LYON is the gastronomic capital of a country obsessed with food.
But there’s so much more than eating to explore in its evocative old town. It has more than 2,000 years of history to discover as well as fantastic shopping and quirky museums.
WHY SHOULD I GO? From the cobblestones of its historic old town to the sweeping panoramic views from Fourvière hill across its two rivers, France’s third largest city is a striking and surprising destination for any first-time visitor.
With its incredible gastronomy, ancient Roman ruins and vibrant nightlife, it’s an ideal weekend getaway.

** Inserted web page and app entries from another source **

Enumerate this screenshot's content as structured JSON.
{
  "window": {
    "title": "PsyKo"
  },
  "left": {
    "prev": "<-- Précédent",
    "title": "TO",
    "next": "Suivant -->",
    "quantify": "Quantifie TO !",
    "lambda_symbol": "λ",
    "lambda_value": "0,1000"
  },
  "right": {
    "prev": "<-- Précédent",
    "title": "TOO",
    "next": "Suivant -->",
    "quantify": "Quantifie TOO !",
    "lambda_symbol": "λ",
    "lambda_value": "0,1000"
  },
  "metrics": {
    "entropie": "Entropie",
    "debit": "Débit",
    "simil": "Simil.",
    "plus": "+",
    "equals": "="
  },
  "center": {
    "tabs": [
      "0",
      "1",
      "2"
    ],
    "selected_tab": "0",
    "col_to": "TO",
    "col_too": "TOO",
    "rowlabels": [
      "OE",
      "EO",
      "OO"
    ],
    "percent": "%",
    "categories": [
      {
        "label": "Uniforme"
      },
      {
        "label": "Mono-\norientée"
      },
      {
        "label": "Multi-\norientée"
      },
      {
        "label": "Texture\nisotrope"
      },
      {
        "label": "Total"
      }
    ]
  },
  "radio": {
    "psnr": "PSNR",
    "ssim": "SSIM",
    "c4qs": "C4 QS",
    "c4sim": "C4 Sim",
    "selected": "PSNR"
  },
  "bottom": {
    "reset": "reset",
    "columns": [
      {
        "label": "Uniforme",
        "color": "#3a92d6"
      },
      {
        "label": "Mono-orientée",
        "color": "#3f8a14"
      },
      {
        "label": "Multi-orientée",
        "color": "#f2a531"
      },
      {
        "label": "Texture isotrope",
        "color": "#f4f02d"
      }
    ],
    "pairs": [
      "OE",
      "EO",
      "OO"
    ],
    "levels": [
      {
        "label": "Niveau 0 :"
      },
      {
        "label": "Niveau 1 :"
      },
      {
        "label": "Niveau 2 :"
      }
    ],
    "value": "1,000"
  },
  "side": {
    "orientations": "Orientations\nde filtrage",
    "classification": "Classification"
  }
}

And as the Cote d’Azur is less than two hours away by train, it’s also the perfect stop-off for those planning a trip to the south.
ARE THESE STREETS MADE FOR WALKING? With two majestic rivers piercing the city centre — the grand Rhône and the smaller Saône — Lyon is a particularly scenic place to see on foot.
The cobbled paths and mysterious passageways of Vieux Lyon, above right, or old Lyon, are often busy with tourists but are also unique and perfect for photo opportunities.
Head to the vast Parc de la Tête d’Or for a tranquil stroll. Spanning almost 300 acres, France’s largest urban park is an oasis of calm that also contains a boating lake, botanical gardens and even a zoo.
While the quirky hillside neighbourhood of Croix-Rousse will give your legs a good workout, its charming cafes, winding streets and colourful public art make it worth the walk.
ANYTHING FOR THE BUCKET LIST? Take the funicular railway up to the summit of Fourvière hill and admire the stunning views across the city and beyond.
On clear days, the rocky peaks of the Alps are visible in the far distance.
While you’re up on the hill, don’t forget to explore the absurdly ornate Notre-Dame de Fourvière basilica before making the five-minute walk over to the Roman amphitheatres, which date from around 15BC.
See where the movies began at the elegant Musée Lumière. The museum tells the story of the Lumière brothers – cinema pioneers and inventors of the cinematograph.
And no trip to France would be complete without a stroll through a bustling market. Get lost in the array of tasty meats, cheese and vegetables of the Marché Saint-Antoine, which runs along the banks of the river Saône every week.
WHERE SHOULD I EAT? As Lyon is France’s gastronomic capital, visitors are spoilt for choice when it comes to food.
For a diverse introduction, head to the lively food market Les Halles de Lyon Paul Bocuse and sample as much as possible from the many stalls and bars.
The local classics include the andouillette sausage, Salade Lyonnaise and the sweet tarte aux pralines.
The picturesque Rue Mercière in the Presqu’île area of the city has a canopied collection of fine restaurants where you can dine al fresco on some authentic French cooking into the evening.
If you want to push the boat out then Lyon has 20 Michelin-star restaurants to choose from, including the La Mère Brazier.
But if you prefer to keep things simple, you can’t go wrong with buying a fresh baguette, some cheese and ham to go with it and sitting on the steps at the side of the Rhône in the sun.
GO: Lyon, France
Train it from London St Pancras to Lyon via Paris or Lille with prices from £170 return.
Or fly with easyJet from Luton with fares from £70 return.
Rooms at the Mercure Lyon Centre Plaza Republique from £82per night.
I FANCY A DRINK: Stylish bars spill out onto the cobbled streets of Vieux Lyon, so order a glass of local Beaujolais and watch the world go by.
Les Berthom is a cracking little pub for enjoying the weather outside with a few beers, while the Venetian-inspired Bar Le Florian has a wide range of tempting cocktails to choose from.
Fancy a more unique experience? Le Sirius is a permanently moored boat bar on the Rhône that’s a great party spot at weekends with a buzzing atmosphere.
WHERE SHOULD I STAY? For good-value accommodation right in the heart of the city, the 4H Mercure Plaza Republique ticks all the boxes. Rooms are compact but feature all the necessary facilities including complimentary water and wifi.
Downstairs, the small bar and terrace are good for refuelling after a long day discovering the city.
And with so many amazing places within walking distance including the old town’s many restaurants and the pedestrianised Carre d’Or shopping district, it’s an ideal base.
Source: Read Full Article